HERZLIYA, Israel, Dec. 2 (UPI) -- The head of Israel's National Security Council said Monday that a "mega-terror attack" threatening Israel's existence would open options for retaliation that hitherto "were unacceptable to public opinion."
Ephraim Halevy, who recently stepped down as head of the Mossad spy service, warned that Israel has "a broad and varied range of capabilities (to cope with a threat to its existence) that better not be exposed prematurely."
In an address to the Third Herzliya Conference on the Balance of Israel's Security, Halevy said Israel must examine the new reality created by last week's attempt to shoot down an Israeli airliner taking off from Mombassa, Kenya.

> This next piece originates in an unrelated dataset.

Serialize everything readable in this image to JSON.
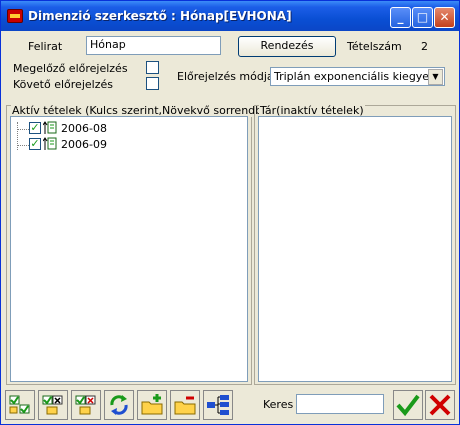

Defense Minister Shaul Mofaz Sunday told the Cabinet there were increasing signs that al Qaida was behind Thursday's attacks in Mombassa. Three suicide bombers attacked a hotel frequented by Israelis killing themselves, 10 Kenyans and three Israelis. At the same time two shoulder-launched missiles were fired at an Israeli Boeing 757-300 taking off from Mombassa International Airport with 272 passengers and crew. The missiles barely missed the plane.
Military chief of General Staff, Lt. Gen. Moshe Ya'alon, said Monday the Israel Defense Forces have already foiled many al Qaida attacks in Israel. Al Qaida has Palestinian operatives in the occupied territories and "has declared war on ... infidels, making Israel one of its main targets," he said.
At the Herzliya conference Halevy said, "The emergence of a mega-terror attack by the world Jihad or by another terror organization changes rules of the game, changes the national mood and creates an international dynamic that opens options that so far have been unacceptable to public opinion."
One must assume that a successful mega-terror incident would "at once changes rules of conduct and behavior. The emerging threat (to Israel) is a threat of genocide -- destroying a state and its institutions," he added.
The new National Security Council chief said the campaign the world Jihad is waging has no boundary lines, regular forces and the attackers violate "all rules of war."
No one can remain neutral, he continued. "Whoever gives the terrorists any aide whatsoever -- identifies with terror. It is possible that due to temporary conditions ... not all those aiding terror will be taken care of simultaneously ... But it is clear that at the end of the day whoever fails to clarify his positions here and now and back them with deeds, will be marked as an accessory to terror and will pay the full price for it."
Haalevy declined comment on a report that al Qaida had claimed responsibility for Thursday's attacks in Mombassa. He told United Press International he was not aware of any such claim.
Haifa University's Professor Gabriel Ben-Dor reported on a changing public attitude towards terror attacks. Basing his findings on the results of five public opinion surveys conducted at six months intervals among 2,000 people Ben Dor said that more than 80 percent of the Israelis polled expressed fear of terror attacks.
That translated also into increased Israeli militancy with as many as 70 percent ready to back any military action.
However in the last survey, in October, he found a decline in fear, patriotism and militancy. "It seems as though the Israeli public is getting accustomed to living with the phenomena of terror," he concluded.